**GIVEN DATA:**
::::
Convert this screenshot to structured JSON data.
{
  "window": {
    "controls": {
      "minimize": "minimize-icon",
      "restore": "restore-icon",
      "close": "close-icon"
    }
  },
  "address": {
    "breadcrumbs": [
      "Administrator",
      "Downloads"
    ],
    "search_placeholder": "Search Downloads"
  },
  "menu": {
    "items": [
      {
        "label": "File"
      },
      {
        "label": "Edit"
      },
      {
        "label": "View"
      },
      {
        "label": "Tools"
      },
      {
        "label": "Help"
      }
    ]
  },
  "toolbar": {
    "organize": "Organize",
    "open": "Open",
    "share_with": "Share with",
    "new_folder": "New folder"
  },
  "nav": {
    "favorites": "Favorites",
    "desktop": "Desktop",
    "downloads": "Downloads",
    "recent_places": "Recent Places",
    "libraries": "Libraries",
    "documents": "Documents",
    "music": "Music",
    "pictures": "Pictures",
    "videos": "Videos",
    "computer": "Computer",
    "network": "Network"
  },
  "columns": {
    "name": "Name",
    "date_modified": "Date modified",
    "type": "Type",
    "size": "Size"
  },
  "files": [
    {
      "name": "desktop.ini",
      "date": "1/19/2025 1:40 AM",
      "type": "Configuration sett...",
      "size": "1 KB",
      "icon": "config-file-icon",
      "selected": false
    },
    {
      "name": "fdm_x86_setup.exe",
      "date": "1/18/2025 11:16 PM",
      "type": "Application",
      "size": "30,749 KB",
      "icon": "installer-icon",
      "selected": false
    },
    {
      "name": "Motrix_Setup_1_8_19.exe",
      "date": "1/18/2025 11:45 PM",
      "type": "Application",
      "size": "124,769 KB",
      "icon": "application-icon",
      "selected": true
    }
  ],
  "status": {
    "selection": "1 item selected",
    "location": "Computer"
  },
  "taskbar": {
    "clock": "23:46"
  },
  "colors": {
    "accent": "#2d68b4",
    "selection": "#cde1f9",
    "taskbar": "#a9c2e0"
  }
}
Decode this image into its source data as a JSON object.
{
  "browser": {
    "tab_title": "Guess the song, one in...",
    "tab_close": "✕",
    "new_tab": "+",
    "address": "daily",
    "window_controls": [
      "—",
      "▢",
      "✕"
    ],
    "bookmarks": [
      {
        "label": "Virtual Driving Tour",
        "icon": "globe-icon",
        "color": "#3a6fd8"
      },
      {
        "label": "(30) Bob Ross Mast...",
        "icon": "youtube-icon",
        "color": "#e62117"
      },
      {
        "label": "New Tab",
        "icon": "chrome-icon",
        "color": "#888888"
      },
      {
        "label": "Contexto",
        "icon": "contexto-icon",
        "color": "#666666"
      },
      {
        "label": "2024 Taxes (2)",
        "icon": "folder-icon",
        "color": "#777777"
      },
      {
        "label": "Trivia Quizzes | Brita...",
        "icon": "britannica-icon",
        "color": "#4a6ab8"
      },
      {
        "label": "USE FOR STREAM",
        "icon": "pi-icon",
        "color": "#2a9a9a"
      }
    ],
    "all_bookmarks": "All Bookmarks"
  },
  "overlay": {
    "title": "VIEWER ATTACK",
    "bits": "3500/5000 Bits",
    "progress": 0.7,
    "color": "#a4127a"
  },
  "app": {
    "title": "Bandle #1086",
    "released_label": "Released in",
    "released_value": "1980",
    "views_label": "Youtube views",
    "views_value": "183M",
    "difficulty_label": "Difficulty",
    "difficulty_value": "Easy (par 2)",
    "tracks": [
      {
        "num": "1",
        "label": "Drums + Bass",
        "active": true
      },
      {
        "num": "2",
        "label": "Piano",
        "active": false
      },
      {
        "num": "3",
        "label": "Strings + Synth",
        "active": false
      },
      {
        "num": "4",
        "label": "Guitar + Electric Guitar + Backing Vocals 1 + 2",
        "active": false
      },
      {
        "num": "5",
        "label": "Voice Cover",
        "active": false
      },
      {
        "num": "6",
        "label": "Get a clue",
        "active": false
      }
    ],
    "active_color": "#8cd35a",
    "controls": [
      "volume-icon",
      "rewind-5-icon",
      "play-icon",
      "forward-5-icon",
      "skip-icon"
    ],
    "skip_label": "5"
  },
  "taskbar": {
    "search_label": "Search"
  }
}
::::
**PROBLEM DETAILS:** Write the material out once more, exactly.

**SOLUTION TO THIS PROBLEM:**
Convert this screenshot to structured JSON data.
{
  "window": {
    "controls": {
      "minimize": "minimize-icon",
      "restore": "restore-icon",
      "close": "close-icon"
    }
  },
  "address": {
    "breadcrumbs": [
      "Administrator",
      "Downloads"
    ],
    "search_placeholder": "Search Downloads"
  },
  "menu": {
    "items": [
      {
        "label": "File"
      },
      {
        "label": "Edit"
      },
      {
        "label": "View"
      },
      {
        "label": "Tools"
      },
      {
        "label": "Help"
      }
    ]
  },
  "toolbar": {
    "organize": "Organize",
    "open": "Open",
    "share_with": "Share with",
    "new_folder": "New folder"
  },
  "nav": {
    "favorites": "Favorites",
    "desktop": "Desktop",
    "downloads": "Downloads",
    "recent_places": "Recent Places",
    "libraries": "Libraries",
    "documents": "Documents",
    "music": "Music",
    "pictures": "Pictures",
    "videos": "Videos",
    "computer": "Computer",
    "network": "Network"
  },
  "columns": {
    "name": "Name",
    "date_modified": "Date modified",
    "type": "Type",
    "size": "Size"
  },
  "files": [
    {
      "name": "desktop.ini",
      "date": "1/19/2025 1:40 AM",
      "type": "Configuration sett...",
      "size": "1 KB",
      "icon": "config-file-icon",
      "selected": false
    },
    {
      "name": "fdm_x86_setup.exe",
      "date": "1/18/2025 11:16 PM",
      "type": "Application",
      "size": "30,749 KB",
      "icon": "installer-icon",
      "selected": false
    },
    {
      "name": "Motrix_Setup_1_8_19.exe",
      "date": "1/18/2025 11:45 PM",
      "type": "Application",
      "size": "124,769 KB",
      "icon": "application-icon",
      "selected": true
    }
  ],
  "status": {
    "selection": "1 item selected",
    "location": "Computer"
  },
  "taskbar": {
    "clock": "23:46"
  },
  "colors": {
    "accent": "#2d68b4",
    "selection": "#cde1f9",
    "taskbar": "#a9c2e0"
  }
}
Decode this image into its source data as a JSON object.
{
  "browser": {
    "tab_title": "Guess the song, one in...",
    "tab_close": "✕",
    "new_tab": "+",
    "address": "daily",
    "window_controls": [
      "—",
      "▢",
      "✕"
    ],
    "bookmarks": [
      {
        "label": "Virtual Driving Tour",
        "icon": "globe-icon",
        "color": "#3a6fd8"
      },
      {
        "label": "(30) Bob Ross Mast...",
        "icon": "youtube-icon",
        "color": "#e62117"
      },
      {
        "label": "New Tab",
        "icon": "chrome-icon",
        "color": "#888888"
      },
      {
        "label": "Contexto",
        "icon": "contexto-icon",
        "color": "#666666"
      },
      {
        "label": "2024 Taxes (2)",
        "icon": "folder-icon",
        "color": "#777777"
      },
      {
        "label": "Trivia Quizzes | Brita...",
        "icon": "britannica-icon",
        "color": "#4a6ab8"
      },
      {
        "label": "USE FOR STREAM",
        "icon": "pi-icon",
        "color": "#2a9a9a"
      }
    ],
    "all_bookmarks": "All Bookmarks"
  },
  "overlay": {
    "title": "VIEWER ATTACK",
    "bits": "3500/5000 Bits",
    "progress": 0.7,
    "color": "#a4127a"
  },
  "app": {
    "title": "Bandle #1086",
    "released_label": "Released in",
    "released_value": "1980",
    "views_label": "Youtube views",
    "views_value": "183M",
    "difficulty_label": "Difficulty",
    "difficulty_value": "Easy (par 2)",
    "tracks": [
      {
        "num": "1",
        "label": "Drums + Bass",
        "active": true
      },
      {
        "num": "2",
        "label": "Piano",
        "active": false
      },
      {
        "num": "3",
        "label": "Strings + Synth",
        "active": false
      },
      {
        "num": "4",
        "label": "Guitar + Electric Guitar + Backing Vocals 1 + 2",
        "active": false
      },
      {
        "num": "5",
        "label": "Voice Cover",
        "active": false
      },
      {
        "num": "6",
        "label": "Get a clue",
        "active": false
      }
    ],
    "active_color": "#8cd35a",
    "controls": [
      "volume-icon",
      "rewind-5-icon",
      "play-icon",
      "forward-5-icon",
      "skip-icon"
    ],
    "skip_label": "5"
  },
  "taskbar": {
    "search_label": "Search"
  }
}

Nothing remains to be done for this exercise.